I remember once when I was in high school, sometime during the dirty late-2000s, the teachers gathered my peers and I for one of those annual “body image” chats. Naturally, we watched one of those Dove beauty commercials.
We looked at old paintings of “voluptuous” women whose bodies were once considered “ideal”.
Someone mentioned that boys actually liked girls to have a bit of meat on their bones (though why a bunch of adults were bringing up the sexual appetites of teenage boys perplexes me to this day).
Anorexia was a buzz word at the time. It was sick and it was bad, but it was also kind of an exciting thing to have. Like a two-tone hairdo and a smashing pair of Uggs. Celebrities had it. Nicole, and maybe Paris. Certainly Mary-Kate.
“Ugh, they’re way too skinny” we’d tell each other, though we lapped up all the information we could find about how they’d gotten that way.
“Remember girls,” I recall one of the teachers saying, “skinny won’t be in vogue forever.”
I remember thinking she was a raving, if well-intentioned, lunatic. Skinny would always be in vogue. And while I understood what she was saying (it’s what’s on the inside that counts, blah blah blah) she just didn’t understand what it was like to be a teenage girl.
But, in a way, she was correct. The body that’s considered ideal in 2020 is markedly different from its 2007 equivalent. For one thing, tabloid media doesn’t dictate what’s in and what’s out. Social media does that. And so, the beast becomes gnarlier. Instead of far-flung socialites living off a diet of cocaine, we look to squat-loving Instagram Influencers. It’s better, and it’s worse.

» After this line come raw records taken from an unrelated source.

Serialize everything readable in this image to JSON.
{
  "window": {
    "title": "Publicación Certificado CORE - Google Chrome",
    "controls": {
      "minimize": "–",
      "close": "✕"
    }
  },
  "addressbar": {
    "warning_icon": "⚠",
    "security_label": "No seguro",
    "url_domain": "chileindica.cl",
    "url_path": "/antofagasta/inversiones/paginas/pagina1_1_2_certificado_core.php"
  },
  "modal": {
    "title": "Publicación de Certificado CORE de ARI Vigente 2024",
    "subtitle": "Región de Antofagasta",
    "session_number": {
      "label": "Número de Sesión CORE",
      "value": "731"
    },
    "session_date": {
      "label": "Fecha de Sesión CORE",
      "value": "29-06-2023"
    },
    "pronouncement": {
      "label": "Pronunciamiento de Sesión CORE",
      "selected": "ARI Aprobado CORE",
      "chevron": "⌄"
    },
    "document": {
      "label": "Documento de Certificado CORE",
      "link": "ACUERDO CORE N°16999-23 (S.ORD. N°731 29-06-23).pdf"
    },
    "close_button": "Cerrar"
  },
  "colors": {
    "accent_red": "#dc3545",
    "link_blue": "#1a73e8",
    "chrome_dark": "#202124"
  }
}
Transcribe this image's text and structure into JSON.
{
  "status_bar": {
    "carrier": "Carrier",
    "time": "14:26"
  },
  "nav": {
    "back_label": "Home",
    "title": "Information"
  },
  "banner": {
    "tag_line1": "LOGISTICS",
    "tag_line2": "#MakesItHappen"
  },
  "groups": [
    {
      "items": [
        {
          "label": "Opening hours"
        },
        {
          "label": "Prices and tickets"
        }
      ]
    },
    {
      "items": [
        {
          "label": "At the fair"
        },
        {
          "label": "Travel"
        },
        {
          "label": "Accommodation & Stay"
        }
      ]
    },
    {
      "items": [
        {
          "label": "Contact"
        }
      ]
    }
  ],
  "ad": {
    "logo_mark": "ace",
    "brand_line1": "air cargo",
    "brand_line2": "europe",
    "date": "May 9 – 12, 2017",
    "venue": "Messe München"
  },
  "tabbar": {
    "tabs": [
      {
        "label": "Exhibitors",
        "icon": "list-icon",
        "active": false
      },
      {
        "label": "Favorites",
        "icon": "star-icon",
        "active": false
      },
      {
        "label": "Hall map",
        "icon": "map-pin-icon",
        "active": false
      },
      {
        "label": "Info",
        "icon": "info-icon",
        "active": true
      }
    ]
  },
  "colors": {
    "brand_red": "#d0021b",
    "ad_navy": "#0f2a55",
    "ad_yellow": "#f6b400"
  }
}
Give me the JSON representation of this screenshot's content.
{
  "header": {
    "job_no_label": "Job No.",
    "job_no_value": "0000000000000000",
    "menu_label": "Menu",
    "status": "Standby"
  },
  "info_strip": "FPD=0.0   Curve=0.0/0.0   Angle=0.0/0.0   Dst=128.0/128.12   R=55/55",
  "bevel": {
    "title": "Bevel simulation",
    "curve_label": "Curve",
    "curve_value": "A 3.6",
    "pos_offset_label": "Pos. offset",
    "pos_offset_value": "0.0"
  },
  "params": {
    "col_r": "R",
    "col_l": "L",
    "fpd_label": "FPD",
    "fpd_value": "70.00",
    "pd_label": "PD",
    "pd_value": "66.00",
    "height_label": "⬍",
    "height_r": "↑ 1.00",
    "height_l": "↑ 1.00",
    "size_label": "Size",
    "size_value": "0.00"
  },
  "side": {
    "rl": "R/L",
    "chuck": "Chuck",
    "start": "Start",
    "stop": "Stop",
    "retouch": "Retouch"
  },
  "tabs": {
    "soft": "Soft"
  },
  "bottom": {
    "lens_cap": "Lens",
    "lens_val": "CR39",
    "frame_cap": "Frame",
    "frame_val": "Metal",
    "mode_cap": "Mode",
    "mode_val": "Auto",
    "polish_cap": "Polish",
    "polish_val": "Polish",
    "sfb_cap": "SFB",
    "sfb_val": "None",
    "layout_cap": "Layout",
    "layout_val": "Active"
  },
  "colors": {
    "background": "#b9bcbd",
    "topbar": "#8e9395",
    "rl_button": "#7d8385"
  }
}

Our general relationship with food is different too. In 2007 it was all about eliminating naughty snacks. In 2020, it’s about eating clean. In 2007, it was going on a diet. In 2020, it’s living a healthy lifestyle.
In 2007, it was Atkins. In 2020, it’s Keto. Paleo. Intermittent Fasting.
The difference is subtle, to the point of not being any different at all.
The truth is that we’ll never be free of the ugly beast if all we do is change the wrapping it comes in. The truth is, I hardly know one woman with a truly healthy relationship with food. Including myself. I like to think of it as an ongoing journey – one where I’ll likely never arrive but where I’ll hopefully get closer and closer.
I want to eat a “bad” snack without hours (sometimes days) of guilt. I want to give myself the nutrients I need without worrying about my portion size. I want to see my belly expand after a Sunday roast and not feel devastated.
I’m getting there. But I’ve still got some way ahead of me.Support Villainesse